Senator William Seward Warns of an Irrepressible Conflict
Senator William Seward Warns of an Irrepressible Conflict, 1858
William Seward held multiple political offices — governor of New York (1839 – 1842): U.S. Senator (1849 – 1861) and the U.S. Secretary of State (1861 – 1869). He was a northerner whose career was based on the conviction that all men should be free. In 1858, he made a speech where he warned of an “Irrepressible Conflict.” Please read the following excerpt from Seward’s speech and write an essay – up to two pages long – that answers the questions that follow.
The free labor system educates all alike. and by opening all the fields of industrial employment…at once secures universal contentment, and brings into the highest possible activity all the physical, moral and social energies of the whole state. In states where the slave system prevails. the masters, directly or indirectly secure all political power and constitute a ruling aristocracy…
Hitherto, the two systems have existed in different states, but side by side within the American union. This has happened because the Union is a confederation of states. But in another aspect the United States constitute only one nation. Increase of population. which is filling the states out to their very borders. together with a new and extended network of railroads and other avenues, and an internal commerce which daily becomes more intimate. is rapidly bringing the states into a higher and more perfect social unity or consolidation. Thus, these antagonistic systems are continually coming into closer contact, and collision results….It is an irrepressible conflict between opposing and enduring forces, and it means that the United States must and will, sooner or later, become either entirely a slaveholding nation, or entirely a free-labor nation.

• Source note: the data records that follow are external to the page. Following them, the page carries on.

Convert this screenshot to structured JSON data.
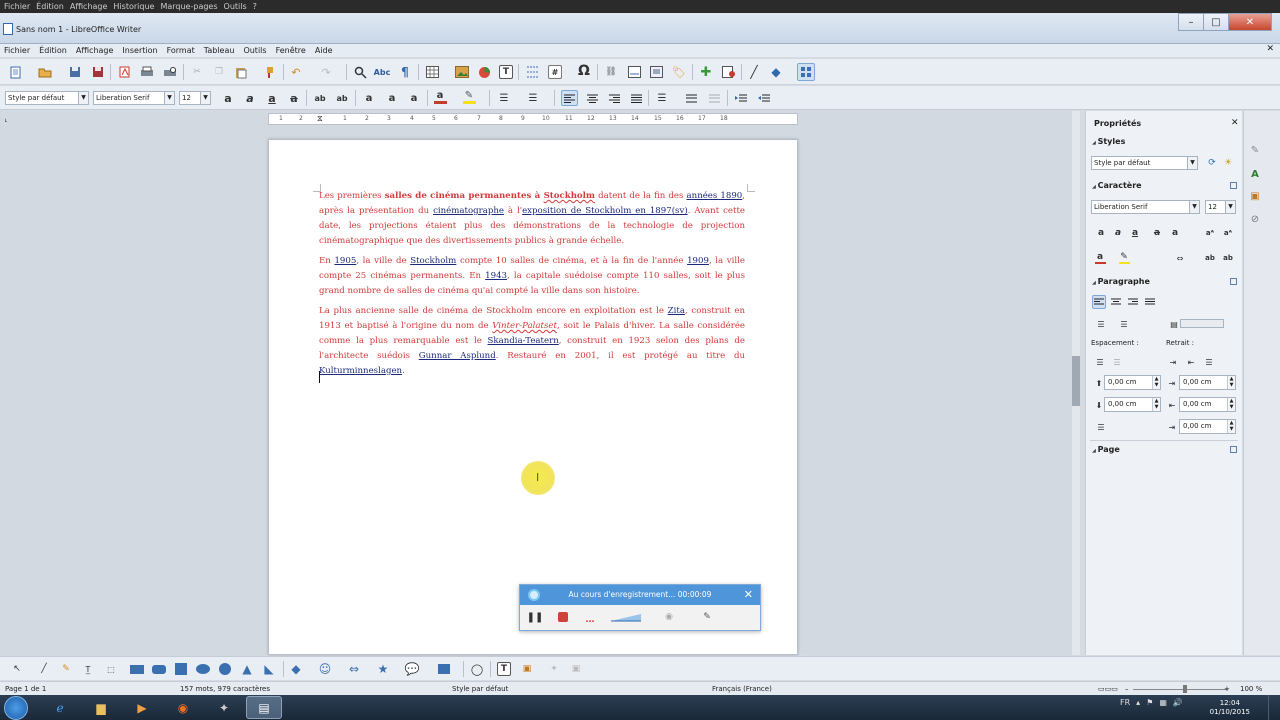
{
  "background_menu": [
    "Fichier",
    "Édition",
    "Affichage",
    "Historique",
    "Marque-pages",
    "Outils",
    "?"
  ],
  "window": {
    "title": "Sans nom 1 - LibreOffice Writer"
  },
  "menubar": [
    "Fichier",
    "Édition",
    "Affichage",
    "Insertion",
    "Format",
    "Tableau",
    "Outils",
    "Fenêtre",
    "Aide"
  ],
  "formatting": {
    "paragraph_style": "Style par défaut",
    "font_name": "Liberation Serif",
    "font_size": "12"
  },
  "ruler": {
    "numbers": [
      "1",
      "2",
      "1",
      "2",
      "3",
      "4",
      "5",
      "6",
      "7",
      "8",
      "9",
      "10",
      "11",
      "12",
      "13",
      "14",
      "15",
      "16",
      "17",
      "18"
    ]
  },
  "document": {
    "p1": {
      "a": "Les premières ",
      "b": "salles de cinéma permanentes à ",
      "b2": "Stockholm",
      "c": " datent de la fin des ",
      "l1": "années 1890",
      "d": ", après la présentation du ",
      "l2": "cinématographe",
      "e": " à l'",
      "l3": "exposition de Stockholm en 1897",
      "l4": "(sv)",
      "f": ". Avant cette date, les projections étaient plus des démonstrations de la technologie de projection cinématographique que des divertissements publics à grande échelle."
    },
    "p2": {
      "a": "En ",
      "l1": "1905",
      "b": ", la ville de ",
      "l2": "Stockholm",
      "c": " compte 10 salles de cinéma, et à la fin de l'année ",
      "l3": "1909",
      "d": ", la ville compte 25 cinémas permanents. En ",
      "l4": "1943",
      "e": ", la capitale suédoise compte 110 salles, soit le plus grand nombre de salles de cinéma qu'ai compté la ville dans son histoire."
    },
    "p3": {
      "a": "La plus ancienne salle de cinéma de Stockholm encore en exploitation est le ",
      "l1": "Zita",
      "b": ", construit en 1913 et baptisé à l'origine du nom de ",
      "i1": "Vinter-Palatset",
      "c": ", soit le Palais d'hiver. La salle considérée comme la plus remarquable est le ",
      "l2": "Skandia-Teatern",
      "d": ", construit en 1923 selon des plans de l'architecte suédois ",
      "l3": "Gunnar Asplund",
      "e": ". Restauré en 2001, il est protégé au titre du ",
      "l4": "Kulturminneslagen",
      "f": "."
    }
  },
  "click_indicator": "I",
  "sidebar": {
    "title": "Propriétés",
    "styles_header": "Styles",
    "style_value": "Style par défaut",
    "character_header": "Caractère",
    "font_name": "Liberation Serif",
    "font_size": "12",
    "paragraph_header": "Paragraphe",
    "spacing_label": "Espacement :",
    "indent_label": "Retrait :",
    "spacing_above": "0,00 cm",
    "spacing_below": "0,00 cm",
    "indent_before": "0,00 cm",
    "indent_after": "0,00 cm",
    "indent_first": "0,00 cm",
    "page_header": "Page"
  },
  "recorder": {
    "status": "Au cours d'enregistrement... 00:00:09"
  },
  "statusbar": {
    "page": "Page 1 de 1",
    "words": "157 mots, 979 caractères",
    "style": "Style par défaut",
    "language": "Français (France)",
    "zoom": "100 %"
  },
  "taskbar": {
    "lang": "FR",
    "time": "12:04",
    "date": "01/10/2015"
  },
  "colors": {
    "text_red": "#d23a3a",
    "link_blue": "#1b2a7a",
    "recorder_blue": "#4f95d9",
    "cursor_highlight": "#f1e35a"
  }
}
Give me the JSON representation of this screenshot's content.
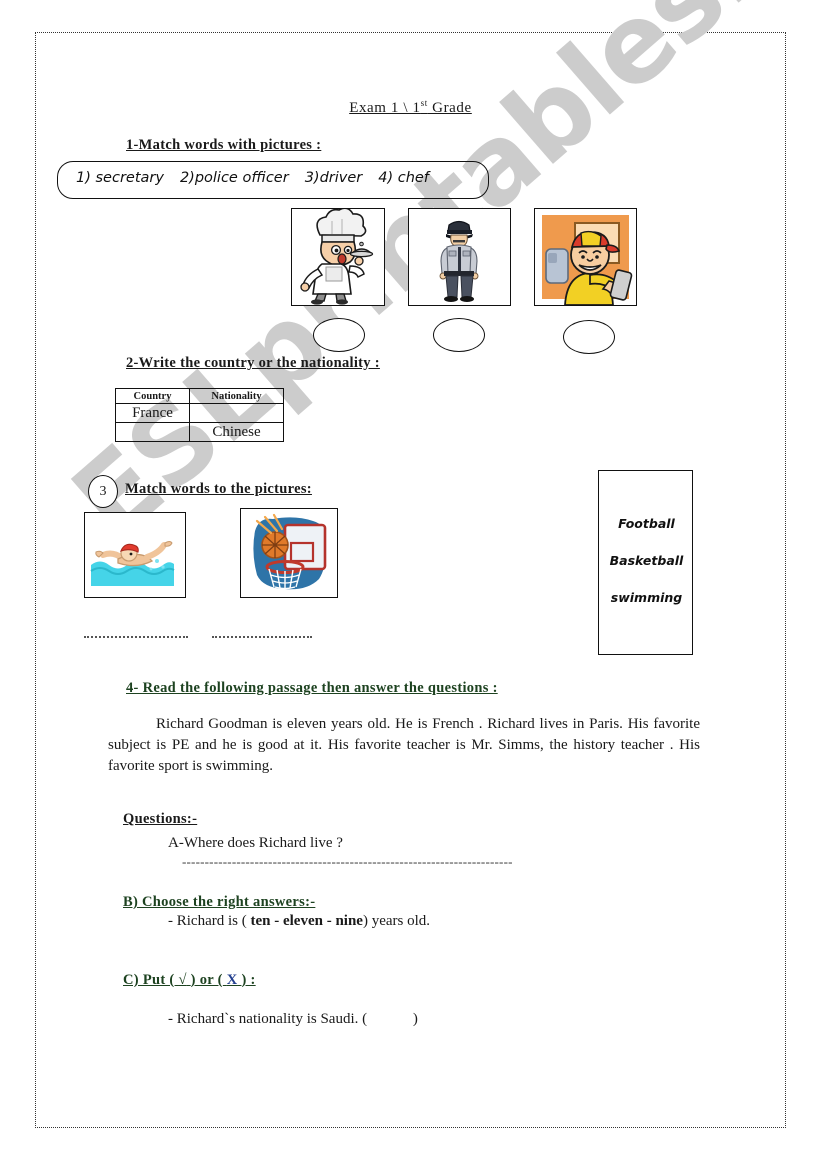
{
  "document": {
    "title_main": "Exam 1 \\ 1",
    "title_sup": "st",
    "title_tail": " Grade",
    "watermark": "ESLprintables.com",
    "colors": {
      "heading_green": "#1d4220",
      "heading_blue": "#24408f",
      "body_text": "#1a1a1a",
      "watermark": "#cccccc"
    }
  },
  "exercise1": {
    "heading": "1-Match words with pictures :",
    "wordbank": [
      "1) secretary",
      "2)police officer",
      "3)driver",
      "4) chef"
    ],
    "pictures": [
      {
        "name": "chef-picture",
        "alt": "chef holding a serving tray"
      },
      {
        "name": "police-officer-picture",
        "alt": "police officer standing"
      },
      {
        "name": "driver-picture",
        "alt": "bus driver at the wheel"
      }
    ],
    "answer_slots": [
      "",
      "",
      ""
    ]
  },
  "exercise2": {
    "heading": "2-Write the country or the nationality :",
    "table": {
      "headers": [
        "Country",
        "Nationality"
      ],
      "rows": [
        [
          "France",
          ""
        ],
        [
          "",
          "Chinese"
        ]
      ]
    }
  },
  "exercise3": {
    "number": "3",
    "heading": "Match words to the pictures:",
    "pictures": [
      {
        "name": "swimming-picture",
        "alt": "person swimming in water"
      },
      {
        "name": "basketball-picture",
        "alt": "basketball going into hoop"
      }
    ],
    "answer_lines": [
      "........................",
      "........................"
    ],
    "wordbox": [
      "Football",
      "Basketball",
      "swimming"
    ]
  },
  "exercise4": {
    "heading": "4-  Read the following passage then answer the questions :",
    "passage": "Richard Goodman is eleven years old. He  is French . Richard lives in Paris. His favorite subject is PE and he is good at it. His favorite teacher is Mr. Simms, the history teacher . His favorite  sport is swimming.",
    "questions_label": "Questions:-",
    "question_a": "A-Where does Richard live ?",
    "answer_dashes": "-------------------------------------------------------------------------",
    "part_b": {
      "heading": "B) Choose the right answers:-",
      "item_prefix": "- Richard is (",
      "options": "ten - eleven - nine",
      "item_suffix": ")  years old."
    },
    "part_c": {
      "heading_1": "C) Put (",
      "heading_check": "√",
      "heading_2": ") or (",
      "heading_x": "X",
      "heading_3": ") :",
      "item": "- Richard`s nationality is Saudi.  (",
      "item_close": ")"
    }
  }
}
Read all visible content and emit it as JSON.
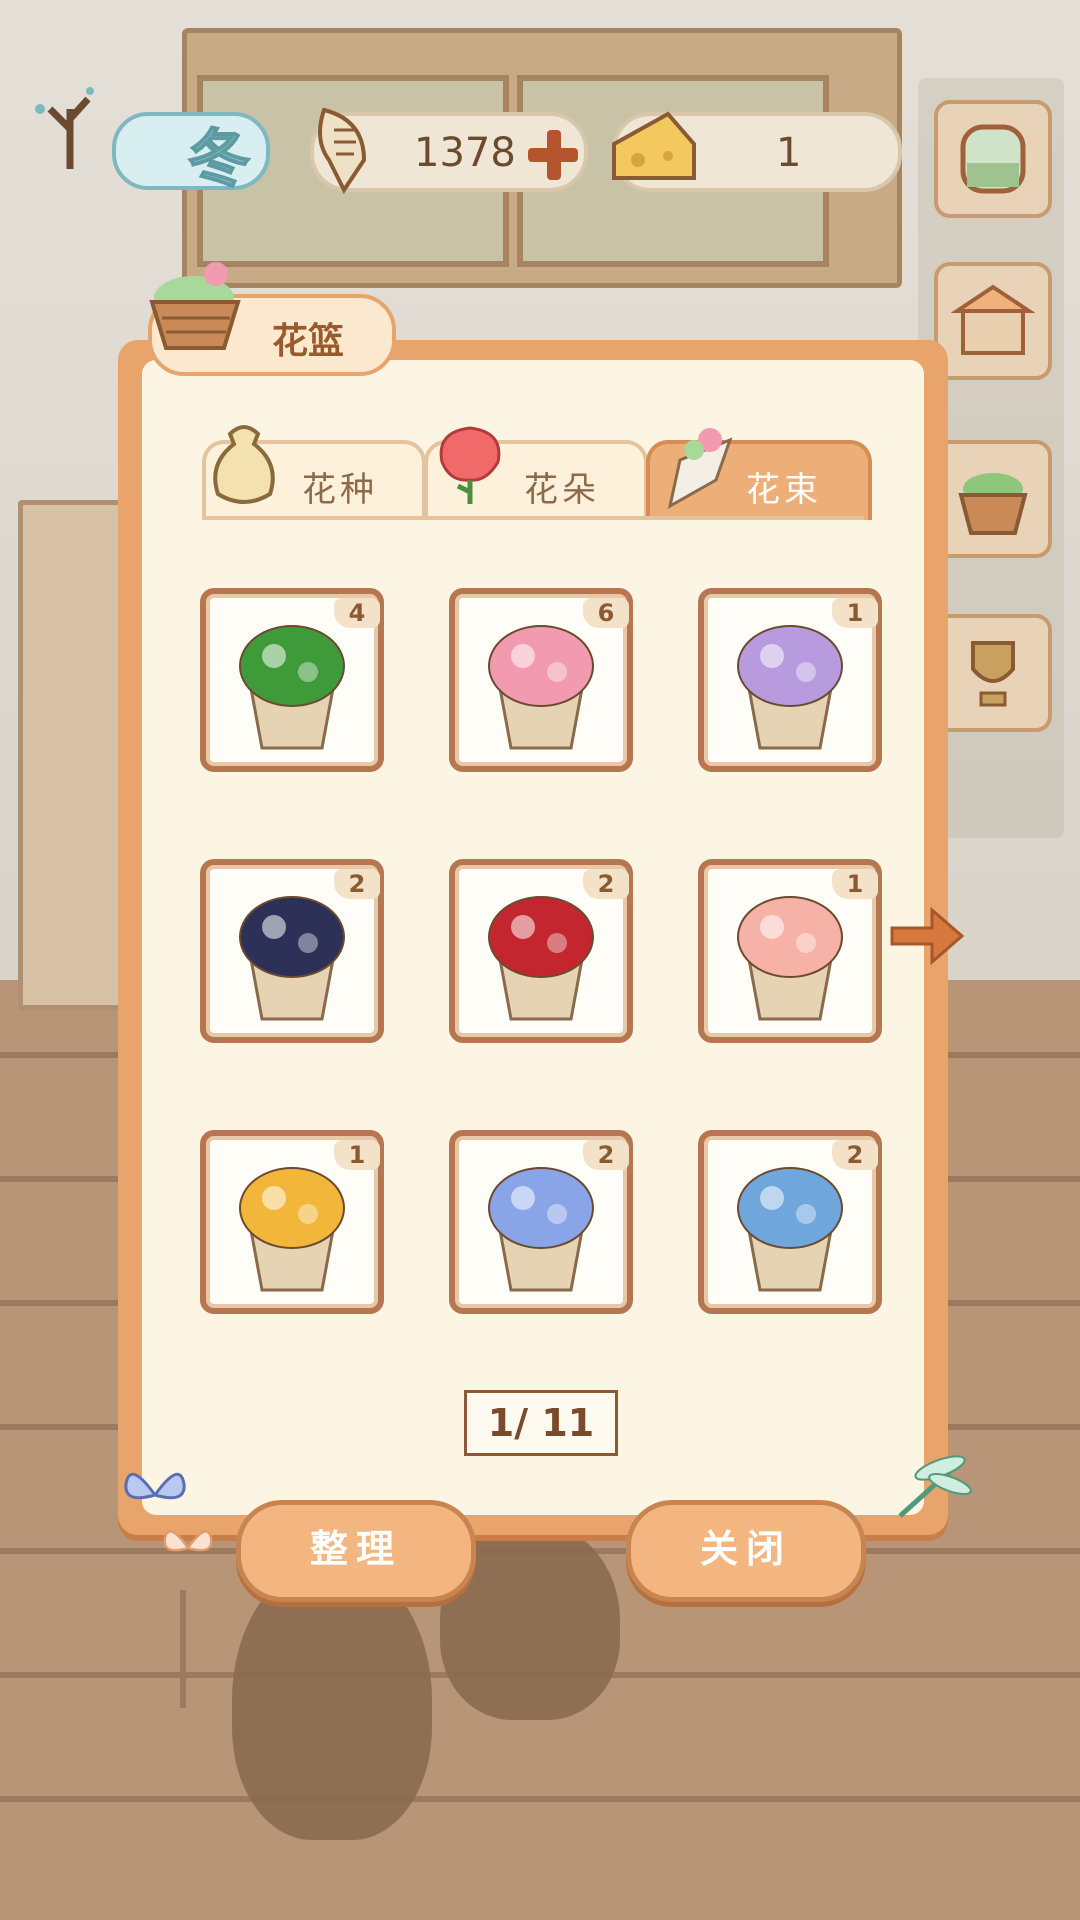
{
  "hud": {
    "season": "冬",
    "fish_currency": "1378",
    "cheese_currency": "1"
  },
  "panel": {
    "title": "花篮",
    "tabs": [
      {
        "label": "花种",
        "icon": "seed-bag-icon",
        "active": false
      },
      {
        "label": "花朵",
        "icon": "rose-icon",
        "active": false
      },
      {
        "label": "花束",
        "icon": "bouquet-icon",
        "active": true
      }
    ],
    "items": [
      {
        "name": "green-bouquet",
        "count": "4",
        "color": "#3f9a3a"
      },
      {
        "name": "pink-bouquet",
        "count": "6",
        "color": "#f29ab0"
      },
      {
        "name": "basket-bouquet",
        "count": "1",
        "color": "#b79bde"
      },
      {
        "name": "navy-bouquet",
        "count": "2",
        "color": "#2d3158"
      },
      {
        "name": "red-rose-bouquet",
        "count": "2",
        "color": "#c3262e"
      },
      {
        "name": "pastel-bouquet",
        "count": "1",
        "color": "#f6b2a6"
      },
      {
        "name": "yellow-bouquet",
        "count": "1",
        "color": "#f2b63a"
      },
      {
        "name": "lily-bouquet",
        "count": "2",
        "color": "#8aa4e8"
      },
      {
        "name": "hydrangea-pot",
        "count": "2",
        "color": "#6fa6dc"
      }
    ],
    "page": "1/ 11",
    "sort_button": "整理",
    "close_button": "关闭"
  },
  "colors": {
    "panel_border": "#e9a46c",
    "panel_bg": "#fdf5e4",
    "cell_border": "#b57650",
    "active_tab": "#eeae77"
  }
}
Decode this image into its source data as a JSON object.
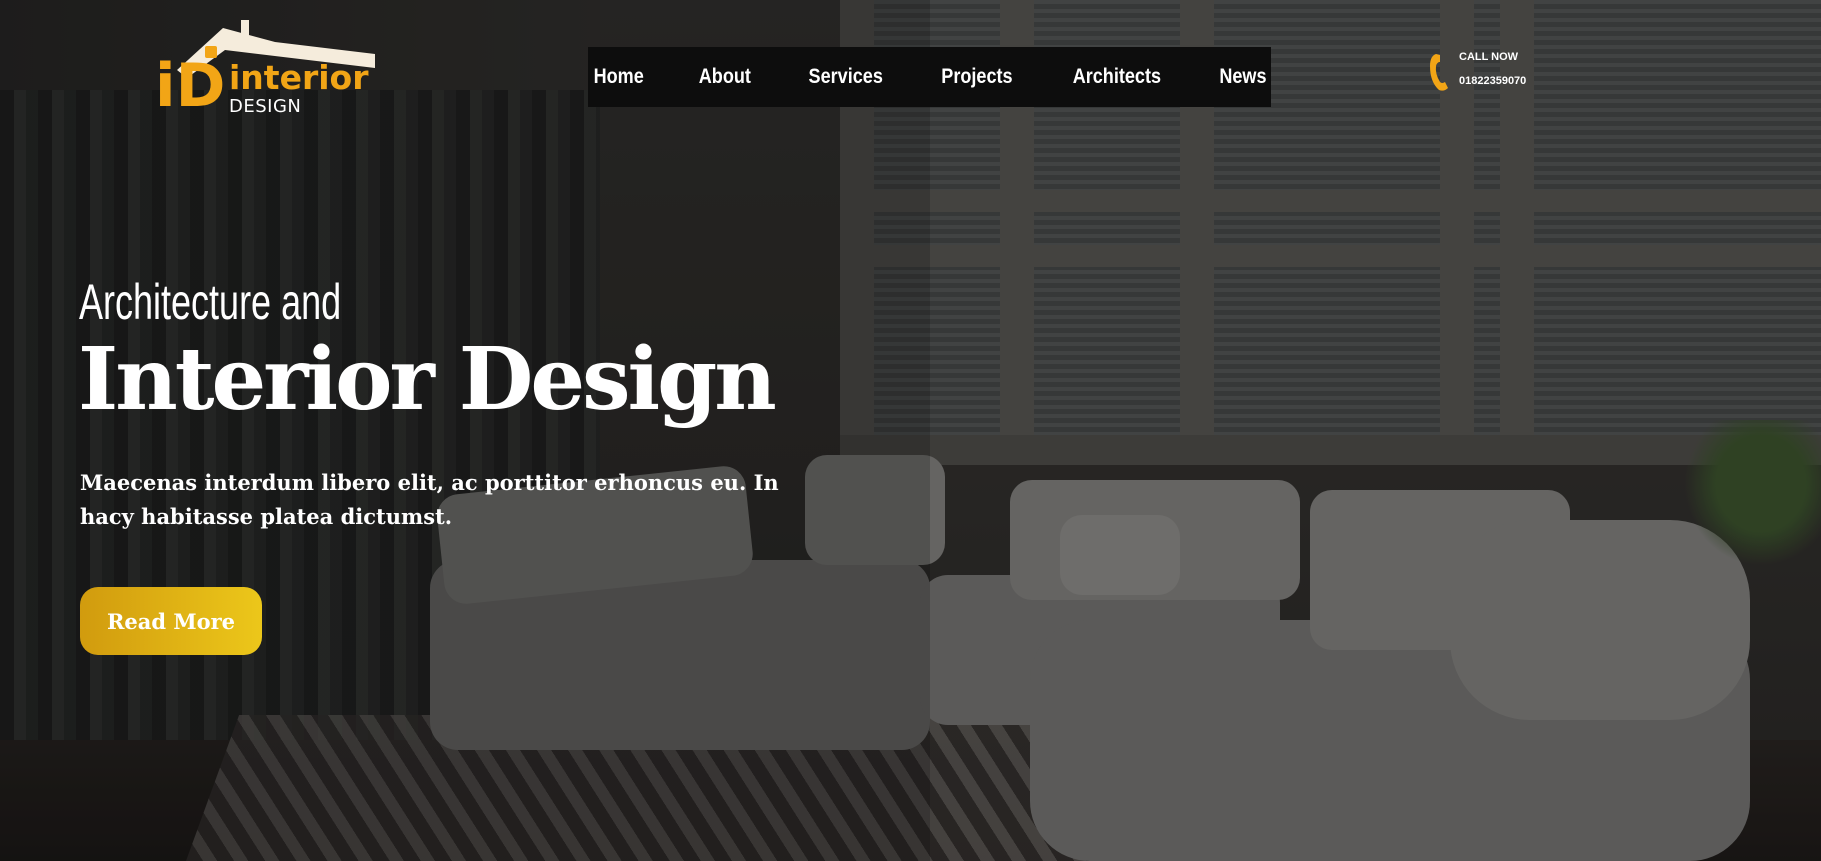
{
  "brand": {
    "logo_mark": "iD",
    "logo_word1": "interior",
    "logo_word2": "DESIGN",
    "accent_color": "#f2a516"
  },
  "nav": {
    "items": [
      {
        "label": "Home"
      },
      {
        "label": "About"
      },
      {
        "label": "Services"
      },
      {
        "label": "Projects"
      },
      {
        "label": "Architects"
      },
      {
        "label": "News"
      }
    ]
  },
  "contact": {
    "label": "CALL NOW",
    "phone": "01822359070",
    "icon": "phone-icon"
  },
  "hero": {
    "kicker": "Architecture and",
    "headline": "Interior Design",
    "lede": "Maecenas interdum libero elit, ac porttitor erhoncus eu. In hacy habitasse platea dictumst.",
    "cta_label": "Read More",
    "cta_color_start": "#d19b0e",
    "cta_color_end": "#ecc71a"
  }
}
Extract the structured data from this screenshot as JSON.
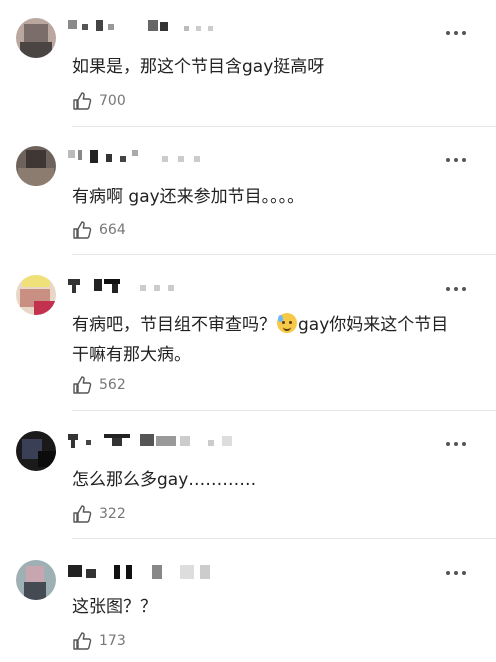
{
  "comments": [
    {
      "text": "如果是，那这个节目含gay挺高呀",
      "likes": "700"
    },
    {
      "text": "有病啊 gay还来参加节目。。。。",
      "likes": "664"
    },
    {
      "text_before": "有病吧，节目组不审查吗？",
      "text_emoji": "sweat-smile-emoji",
      "text_after": "gay你妈来这个节目干嘛有那大病。",
      "likes": "562"
    },
    {
      "text": "怎么那么多gay…………",
      "likes": "322"
    },
    {
      "text": "这张图？？",
      "likes": "173"
    }
  ],
  "icons": {
    "like": "thumbs-up-icon",
    "more": "more-dots-icon"
  },
  "colors": {
    "text": "#222222",
    "meta": "#777777",
    "separator": "#e6e6e6"
  }
}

1. Your essay should include a thesis that answers the following question: Was Seward correct that the United States was heading toward an irrepressible conflict? (in other words, do you agree that it was impossible to avoid the Civil War?)
The body of your essay should address the following:
2. What historical events that were discussed in lecture (those that happened between 1846 and 1860 that led to the Civil War) could provide evidence for your thesis? 3. Why is Seward’s statement significant for understanding the relationship between slavery and westward expansion? 4. Please pose at least one discussion question about this source. What do you think is important to talk about with regard to Seward’s warning of an irrepressible conflict?
Thesis: Senator William Seward was correct that the United States was heading towards an irrepressible conflict, and the Civil War was inevitable due to the growing tensions between the free labor system and the slave system.
The period between 1846 and 1860 was marked by several events that led to the Civil War. The Mexican-American War, which resulted in the acquisition of new territories in the West, intensified the debate over the expansion of slavery. The Compromise of 1850 attempted to resolve this issue by admitting California as a free state and allowing popular sovereignty in other territories. However, the Kansas-Nebraska Act of 1854 repealed the Missouri Compromise and led to violent clashes between pro-slavery and anti-slavery forces in Kansas. The Dred Scott decision of 1857, which declared that African Americans could not be considered citizens and had no rights, further inflamed tensions between the North and the South. The election of Abraham Lincoln, who was opposed to the expansion of slavery, in 1860 was the final trigger that led to the secession of Southern states and the outbreak of the Civil War.
Seward’s statement is significant for understanding the relationship between slavery and westward expansion because it highlights the conflict between the free labor system and the slave system. The expansion of the United States and the acquisition of new territories in the West brought the issue of slavery to the forefront of national politics. The North and the South had different economic systems, and the question of whether slavery would be allowed in new territories was a major point of contention. Seward’s warning of an irrepressible conflict acknowledged that these opposing systems could not coexist indefinitely and that one would eventually prevail over the other.
One discussion question that arises from Seward’s warning of an irrepressible conflict is whether there were any other options besides war to resolve the issue of slavery. Seward seems to suggest that the conflict was unavoidable, but could other political solutions have been found? For example, could there have been a compromise that would have allowed slavery in some territories but not others? Could the federal government have taken a stronger stance against the expansion of slavery in the territories? These questions help us to consider the complexity of the issues that led to the Civil War and the different perspectives that people held at the time.
In conclusion, Senator William Seward’s warning of an irrepressible conflict was accurate, as events in the period between 1846 and 1860 demonstrated. The growing tensions between the free labor system and the slave system, exacerbated by westward expansion, made it impossible to avoid the Civil War. Seward’s statement is significant because it highlights the fundamental conflict between the North and the South over the issue of slavery and raises important questions about how this conflict could have been resolved without resorting to war.